Training Week Ending October 26, 2008

Training Week Ending October 26, 2008

Post by ander » Thu, 30 Oct 2008 16:12:08

> > It was a traditional event - this was the 30th edition
> "Traditional" at only thirty years?
> Puh-leeze, anders, are you an American or what?

Maybe "established" would've been a better choice, but OTOH
"venerable" wouldn't have been too far off as an attribute, either: by
definition, a *jogging* event cannot be older than the phenomenon
itself and here it was born on or around September 3th, 1972.

> I'd reserve that term for a race in, say, the top forty:

<sigh>  "Traditional and decrepit" would describe the state of at
least one of those to a tee...

> Though the next time out, I hope to hear you more focused on your
> performance than merely satisfied for having braved the course and the
> elements; or else I'll fear that Doug has got hold of your soul and
> you're inexorably headed toward less serious "racing" days...

I'll be completely frank with you: last weekend there was another
event that vied for my interest, the "Mammoth March", a 85 km all-

> Glass house department: I haven't raced in, what, maybe a year and a
> half and haven't reached Michelle's 30 mile goal for an embarrassing
> stretch of weeks. ?And, well, cough cough choke, certain bad habits
> need to be slain once again.

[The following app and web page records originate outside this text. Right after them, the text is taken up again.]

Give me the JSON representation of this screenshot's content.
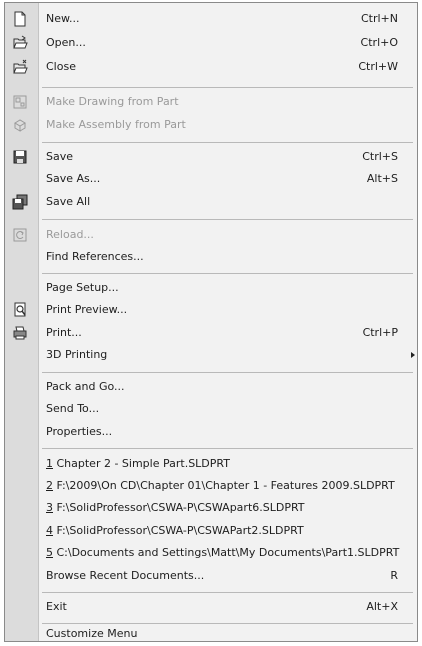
{
  "menu": {
    "new": {
      "label": "New...",
      "shortcut": "Ctrl+N"
    },
    "open": {
      "label": "Open...",
      "shortcut": "Ctrl+O"
    },
    "close": {
      "label": "Close",
      "shortcut": "Ctrl+W"
    },
    "make_drawing": {
      "label": "Make Drawing from Part"
    },
    "make_assembly": {
      "label": "Make Assembly from Part"
    },
    "save": {
      "label": "Save",
      "shortcut": "Ctrl+S"
    },
    "save_as": {
      "label": "Save As...",
      "shortcut": "Alt+S"
    },
    "save_all": {
      "label": "Save All"
    },
    "reload": {
      "label": "Reload..."
    },
    "find_references": {
      "label": "Find References..."
    },
    "page_setup": {
      "label": "Page Setup..."
    },
    "print_preview": {
      "label": "Print Preview..."
    },
    "print": {
      "label": "Print...",
      "shortcut": "Ctrl+P"
    },
    "printing_3d": {
      "label": "3D Printing"
    },
    "pack_and_go": {
      "label": "Pack and Go..."
    },
    "send_to": {
      "label": "Send To..."
    },
    "properties": {
      "label": "Properties..."
    },
    "recent": [
      {
        "num": "1",
        "label": " Chapter 2 - Simple Part.SLDPRT"
      },
      {
        "num": "2",
        "label": " F:\\2009\\On CD\\Chapter 01\\Chapter 1 - Features 2009.SLDPRT"
      },
      {
        "num": "3",
        "label": " F:\\SolidProfessor\\CSWA-P\\CSWApart6.SLDPRT"
      },
      {
        "num": "4",
        "label": " F:\\SolidProfessor\\CSWA-P\\CSWAPart2.SLDPRT"
      },
      {
        "num": "5",
        "label": " C:\\Documents and Settings\\Matt\\My Documents\\Part1.SLDPRT"
      }
    ],
    "browse_recent": {
      "label": "Browse Recent Documents...",
      "shortcut": "R"
    },
    "exit": {
      "label": "Exit",
      "shortcut": "Alt+X"
    },
    "customize": {
      "label": "Customize Menu"
    }
  }
}
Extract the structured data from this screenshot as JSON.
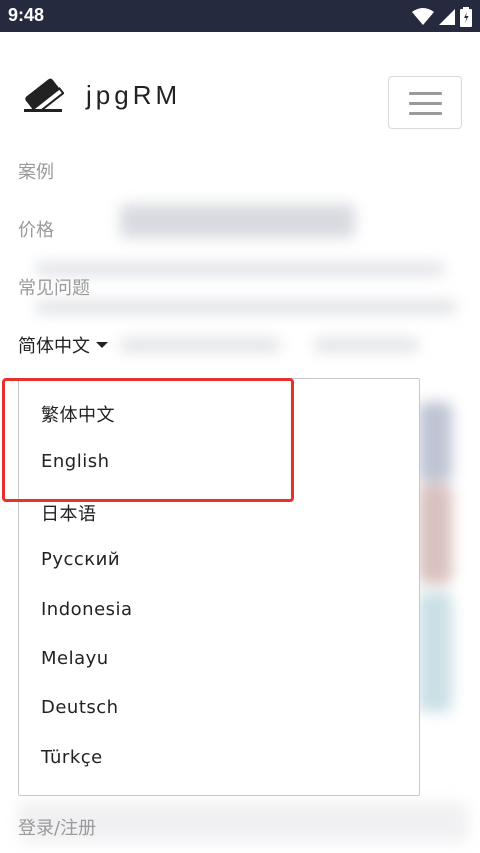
{
  "status_bar": {
    "time": "9:48",
    "icons": [
      "wifi-icon",
      "signal-icon",
      "battery-icon"
    ]
  },
  "brand": {
    "icon": "eraser-icon",
    "name": "jpgRM"
  },
  "nav": {
    "menu_icon": "hamburger-menu-icon",
    "items": [
      {
        "label": "案例"
      },
      {
        "label": "价格"
      },
      {
        "label": "常见问题"
      }
    ],
    "language_toggle": "简体中文",
    "login": "登录/注册"
  },
  "language_menu": {
    "options": [
      {
        "label": "繁体中文"
      },
      {
        "label": "English"
      },
      {
        "label": "日本语"
      },
      {
        "label": "Русский"
      },
      {
        "label": "Indonesia"
      },
      {
        "label": "Melayu"
      },
      {
        "label": "Deutsch"
      },
      {
        "label": "Türkçe"
      }
    ]
  },
  "colors": {
    "status_bar": "#262a3f",
    "highlight": "#e8312a",
    "muted_text": "#9a9a9a"
  }
}
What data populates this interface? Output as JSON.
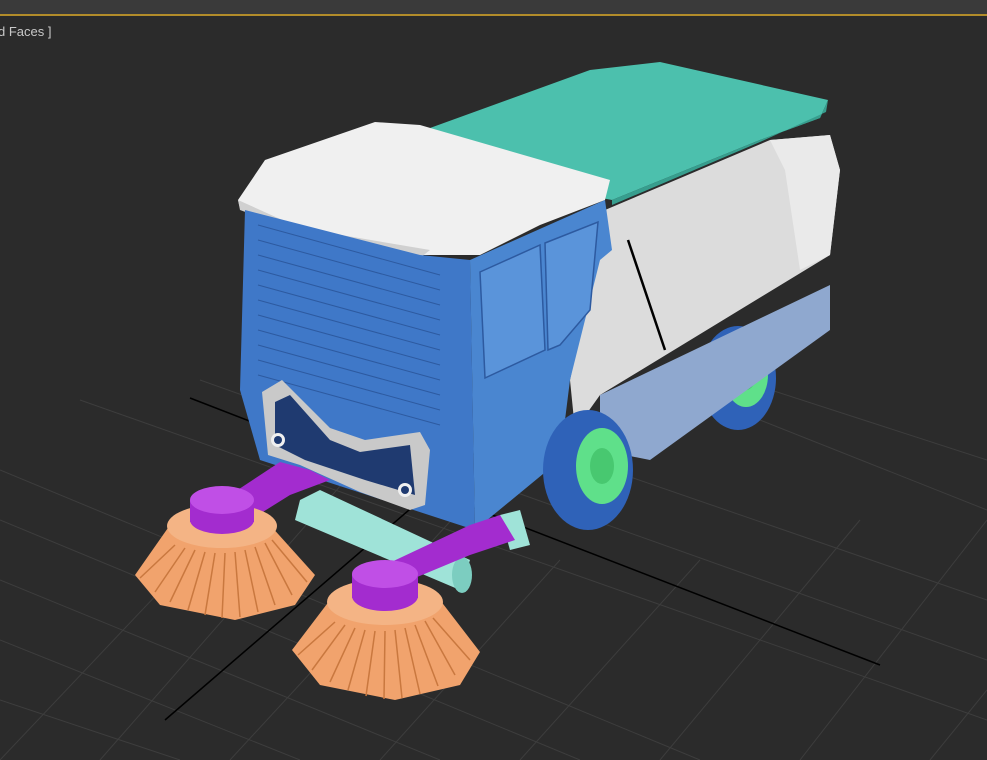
{
  "viewport": {
    "shading_label": "d Faces ]",
    "active_border_color": "#b28c2a",
    "background_color": "#2b2b2b",
    "grid_color": "#3d3d3d",
    "axis_color": "#000000"
  },
  "scene": {
    "model_colors": {
      "cab": "#3f78c8",
      "roof": "#f0f0f0",
      "hopper_top": "#4cc0ad",
      "body_side": "#dcdcdc",
      "body_lower": "#8fa8cf",
      "wheel_tire": "#2f62b8",
      "wheel_hub": "#5fe08a",
      "brush_arm": "#a32ccf",
      "brush_bristles": "#f1a36d",
      "roller": "#9fe3d8"
    }
  }
}
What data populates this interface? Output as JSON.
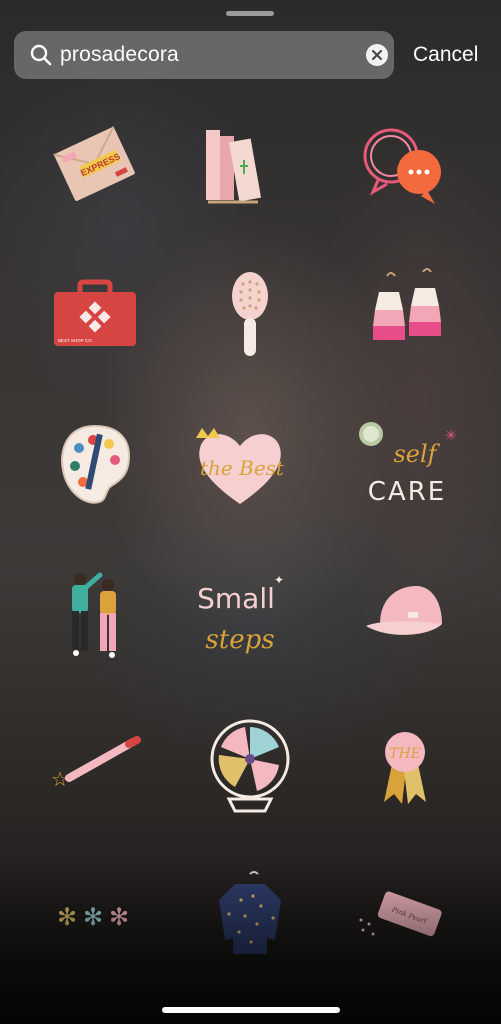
{
  "search": {
    "query": "prosadecora",
    "cancel_label": "Cancel"
  },
  "stickers": [
    {
      "name": "express-envelope-sticker",
      "text": "EXPRESS"
    },
    {
      "name": "books-stack-sticker"
    },
    {
      "name": "speech-bubbles-sticker"
    },
    {
      "name": "first-aid-kit-sticker",
      "text": "BEST SHOP CO."
    },
    {
      "name": "hairbrush-sticker"
    },
    {
      "name": "tassel-earrings-sticker"
    },
    {
      "name": "paint-palette-sticker"
    },
    {
      "name": "the-best-heart-sticker",
      "text": "the Best"
    },
    {
      "name": "self-care-sticker",
      "line1": "self",
      "line2": "CARE"
    },
    {
      "name": "dancing-couple-sticker"
    },
    {
      "name": "small-steps-sticker",
      "line1": "Small",
      "line2": "steps"
    },
    {
      "name": "baseball-cap-sticker"
    },
    {
      "name": "pencil-star-sticker"
    },
    {
      "name": "desk-fan-sticker"
    },
    {
      "name": "the-award-ribbon-sticker",
      "text": "THE"
    },
    {
      "name": "flower-asterisks-sticker"
    },
    {
      "name": "polka-dot-sweater-sticker"
    },
    {
      "name": "eraser-sticker",
      "text": "Pink Pearl"
    }
  ],
  "colors": {
    "search_bg": "rgba(200,200,200,0.38)",
    "text": "#ffffff",
    "accent_pink": "#f2b8c0",
    "accent_mustard": "#d9a23b",
    "accent_red": "#d64541"
  },
  "icons": {
    "search": "search-icon",
    "clear": "clear-icon"
  }
}
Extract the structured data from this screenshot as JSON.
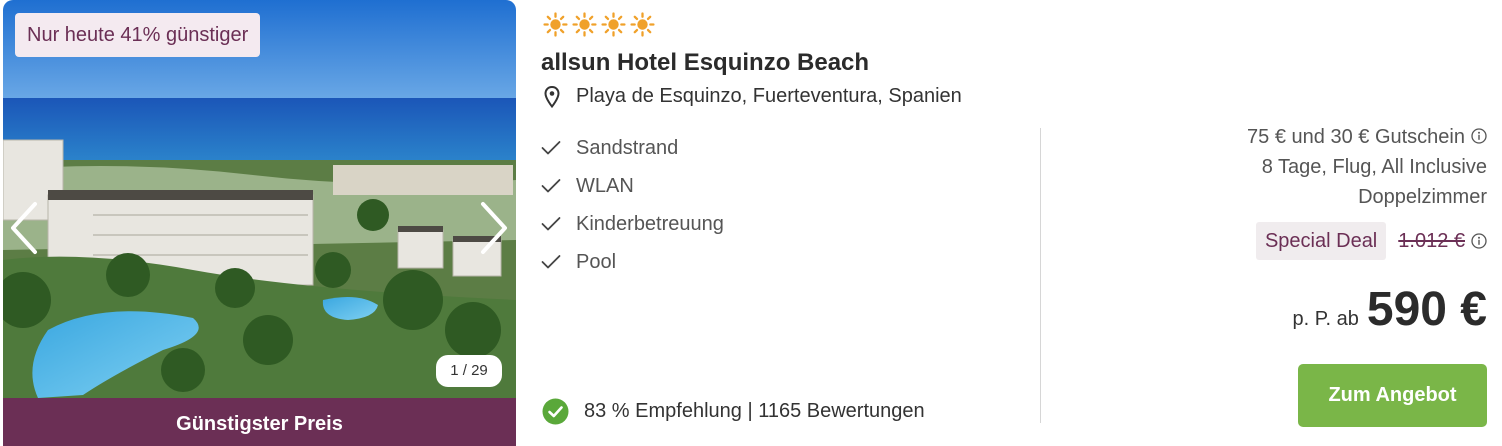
{
  "gallery": {
    "badge": "Nur heute 41% günstiger",
    "counter": "1 / 29",
    "footer_label": "Günstigster Preis"
  },
  "hotel": {
    "stars": 4,
    "name": "allsun Hotel Esquinzo Beach",
    "location": "Playa de Esquinzo, Fuerteventura, Spanien",
    "features": [
      "Sandstrand",
      "WLAN",
      "Kinderbetreuung",
      "Pool"
    ],
    "rating_text": "83 % Empfehlung | 1165 Bewertungen"
  },
  "offer": {
    "voucher": "75 € und 30 € Gutschein",
    "details": "8 Tage, Flug, All Inclusive",
    "room": "Doppelzimmer",
    "deal_label": "Special Deal",
    "old_price": "1.012 €",
    "price_prefix": "p. P. ab",
    "price": "590 €",
    "cta_label": "Zum Angebot"
  },
  "colors": {
    "accent_purple": "#6b2f55",
    "badge_bg": "#f4eaf0",
    "cta_green": "#7ab648",
    "star_orange": "#f0a12a",
    "check_green": "#5aa83a"
  }
}
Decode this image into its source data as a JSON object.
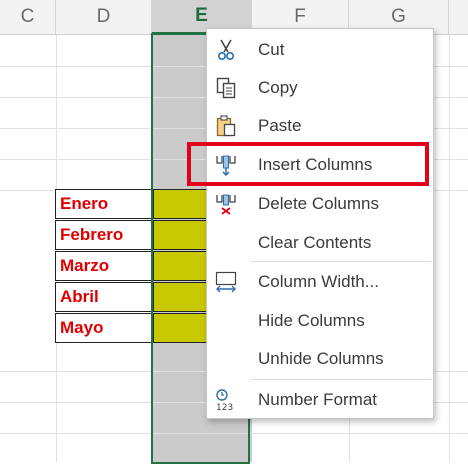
{
  "columns": [
    "C",
    "D",
    "E",
    "F",
    "G"
  ],
  "months": [
    "Enero",
    "Febrero",
    "Marzo",
    "Abril",
    "Mayo"
  ],
  "menu": {
    "items": [
      {
        "label": "Cut",
        "icon": "scissors-icon"
      },
      {
        "label": "Copy",
        "icon": "copy-icon"
      },
      {
        "label": "Paste",
        "icon": "clipboard-icon"
      },
      {
        "label": "Insert Columns",
        "icon": "insert-columns-icon"
      },
      {
        "label": "Delete Columns",
        "icon": "delete-columns-icon"
      },
      {
        "label": "Clear Contents",
        "icon": ""
      },
      {
        "label": "Column Width...",
        "icon": "column-width-icon"
      },
      {
        "label": "Hide Columns",
        "icon": ""
      },
      {
        "label": "Unhide Columns",
        "icon": ""
      },
      {
        "label": "Number Format",
        "icon": "number-format-icon"
      }
    ]
  },
  "colors": {
    "highlight": "#e3001b",
    "month_text": "#e00000",
    "cell_fill": "#c8c800",
    "selection": "#217346"
  }
}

I sincerely hope that my example encourages you to pin(*) a bib to
your shirt in the very near future; you certainly don't need to do 30
miles per week to participate in a race or to get some sort of
positive mental, physical and/or spiritual return from your effort.

(*) the bibs in the "Moose Jog" were of the old school type:  made of
cloth, numbers on both the front and the back, attached by tying the
lines under your arms. They were probably older than the event itself
and seen service in XC skiing events as well.

> I'm therefore ready for a little longer term motivation, and also feel
> enough of my physical, mental, and emotional health has trickled back
> that I can afford to go on the offensive a little. ?So: I hereby
> intend to run better than 90 minutes at the Brooklyn half marathon and
> thereby qualify for guaranteed entry to the NYCM. ?Assuming BK-21k is
> still in spring and 1:30's still the male masters qualifier.

I'm beginning to think that setting such definite and relatively
faraway goals is a problematic strategy; there's too much time to get
second thoughts or to get sidelined by this or that. It's better to
immerse oneself in the element by having more immediate targets and
lower thresholds.

As soon as you get a month of running >3 hrs per week together,
register for the next possible race and see what happens. I can
guarantee that you don't risk becoming a jogger or a "I wonder what
the food is like"-ultrarunner just by running slower than, well,
whatever you consider to constitute the minimum requirement to call it